BUT - VERY IMPORTANT: Do not contact Verizon tech support until you have moved the UDP SIM back into a Verizon compatible cellphone that you have then activated on the network!
If you try to remove the block while the UDP SIM is still in a data-only device, you will very likely also end up removing the entire unlimited data package from the line. If this happens, Verizon tech support still seems willing (so far) to restore it, but it requires filing a special inactive pricing request appeal, and potentially waiting several days for it to be approved.
Once the block is removed and the phone is working online again, there seems to be no trouble transplanting the SIM back into a router or hotspot.
At least, so far...
This is still a developing story - and we will update here with more details as soon as we get them.
And if you experience this block - please contact us to share the details.
Verizon is clearly continuing to make moves impacting UDP lines, and there is a lot of uncertainty now around what might be next.
To be safe - make sure that your line is under contract, and aim to keep your usage well under 500GB/mo. We're recommending 100GB/mo as being a safer target point for the moment.
Some people are even keeping their UDP line SIM cards in phones instead of hotspots now when they aren't actively using them, just as an extra precaution.
The dust around these moves is just now beginning to settle, and we will continue updating this breaking story with more informations as we get it about any plan changes Verizon starts to push out, and the best ways for RVers to protect their plans.
MIA Members: We are also keeping a forum thread updated in the Special Announcements section of the forum with every update we make to this post, and with some more insider info an tips.
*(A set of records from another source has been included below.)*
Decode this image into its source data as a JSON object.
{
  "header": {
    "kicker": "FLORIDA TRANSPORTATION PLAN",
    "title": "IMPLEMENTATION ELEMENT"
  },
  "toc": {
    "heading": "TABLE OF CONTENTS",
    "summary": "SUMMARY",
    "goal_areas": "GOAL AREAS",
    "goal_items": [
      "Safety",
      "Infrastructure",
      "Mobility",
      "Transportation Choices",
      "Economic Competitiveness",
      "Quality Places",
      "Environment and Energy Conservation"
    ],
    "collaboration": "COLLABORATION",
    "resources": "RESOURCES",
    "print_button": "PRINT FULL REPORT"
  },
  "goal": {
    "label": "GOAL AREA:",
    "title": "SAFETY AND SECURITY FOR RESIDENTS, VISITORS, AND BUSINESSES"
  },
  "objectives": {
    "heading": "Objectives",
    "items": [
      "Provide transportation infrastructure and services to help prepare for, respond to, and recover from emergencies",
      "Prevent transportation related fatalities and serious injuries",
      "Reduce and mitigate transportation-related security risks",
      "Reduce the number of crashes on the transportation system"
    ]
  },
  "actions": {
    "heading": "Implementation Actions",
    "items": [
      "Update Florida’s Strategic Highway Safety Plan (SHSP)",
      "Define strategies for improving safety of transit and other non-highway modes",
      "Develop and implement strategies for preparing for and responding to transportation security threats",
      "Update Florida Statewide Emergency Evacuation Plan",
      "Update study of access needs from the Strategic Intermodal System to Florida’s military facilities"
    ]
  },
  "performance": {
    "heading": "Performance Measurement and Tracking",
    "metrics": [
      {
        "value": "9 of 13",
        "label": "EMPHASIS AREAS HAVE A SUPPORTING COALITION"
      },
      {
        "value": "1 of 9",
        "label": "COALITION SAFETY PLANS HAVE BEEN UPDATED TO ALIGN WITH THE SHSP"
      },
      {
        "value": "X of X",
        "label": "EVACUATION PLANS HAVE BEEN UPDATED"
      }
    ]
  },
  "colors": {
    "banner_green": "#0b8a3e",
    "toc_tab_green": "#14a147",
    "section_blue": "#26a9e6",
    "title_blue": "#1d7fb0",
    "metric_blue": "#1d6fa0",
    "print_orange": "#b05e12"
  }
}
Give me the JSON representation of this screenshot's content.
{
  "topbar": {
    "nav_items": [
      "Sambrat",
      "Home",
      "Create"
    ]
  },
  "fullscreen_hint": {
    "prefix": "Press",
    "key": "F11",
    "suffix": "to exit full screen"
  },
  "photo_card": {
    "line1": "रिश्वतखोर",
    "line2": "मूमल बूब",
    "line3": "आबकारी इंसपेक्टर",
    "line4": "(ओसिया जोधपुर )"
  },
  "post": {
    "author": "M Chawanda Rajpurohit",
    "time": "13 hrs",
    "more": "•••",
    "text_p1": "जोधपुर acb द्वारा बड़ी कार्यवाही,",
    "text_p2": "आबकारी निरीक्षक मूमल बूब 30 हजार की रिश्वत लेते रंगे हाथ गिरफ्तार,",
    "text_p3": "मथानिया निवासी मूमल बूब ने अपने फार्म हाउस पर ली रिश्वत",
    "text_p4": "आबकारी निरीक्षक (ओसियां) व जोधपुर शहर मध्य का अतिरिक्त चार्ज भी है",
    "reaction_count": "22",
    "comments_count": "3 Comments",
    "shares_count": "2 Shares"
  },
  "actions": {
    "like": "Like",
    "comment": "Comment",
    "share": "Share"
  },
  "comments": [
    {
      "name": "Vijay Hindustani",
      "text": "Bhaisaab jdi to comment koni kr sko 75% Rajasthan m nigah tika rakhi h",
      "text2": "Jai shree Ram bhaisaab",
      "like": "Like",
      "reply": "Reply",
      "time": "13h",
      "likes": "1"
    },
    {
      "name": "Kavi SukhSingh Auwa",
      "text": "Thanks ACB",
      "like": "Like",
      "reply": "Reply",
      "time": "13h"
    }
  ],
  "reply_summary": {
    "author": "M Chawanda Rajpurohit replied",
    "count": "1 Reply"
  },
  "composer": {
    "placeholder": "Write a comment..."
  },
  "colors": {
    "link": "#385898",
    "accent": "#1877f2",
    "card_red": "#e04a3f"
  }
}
Members can subscribe to this thread if you want to get email alerts as soon as any new updates are posted.
And if you are not yet a member and want to follow along or get our more in-depth advice on best protecting your plan, you can join this site here.
As soon as the dust settles a bit further and we have some solid future recommendation to make, we will be hosting a member video chat to share everything we know.
Questions we are actively looking to answer are:
- Just what is the safest data usage threshold?
- Is it still prudent to start the AOL process to obtain your own unlimited data line now, given this news?
- Will contracts continue to protect us? Can those in contract safely use more than 100GB?
We are also keeping our extremely in depth guide to getting (and keeping) a Verizon unlimited data plan constantly updated:
The basic information is freely available - though the in-depth guide and list of still reliable rental and AOL plan vendors are exclusively for the paid supporters of this site.
Verizon Usage Tracking Note
As we mentioned last week, Verizon's usage tracking system seems to be no longer working properly for most people on UDP lines.
This seems to apply to the on-device usage display found on many hotspots, as well as Verizon's online historic account analysis.
Clearly some changes in Verizon's back end systems has taken place that has broken usage reporting - an especially frustrating development in this time of uncertainty when people are eager to learn more about their past usage habits.
Hopefully it will all start working again soon.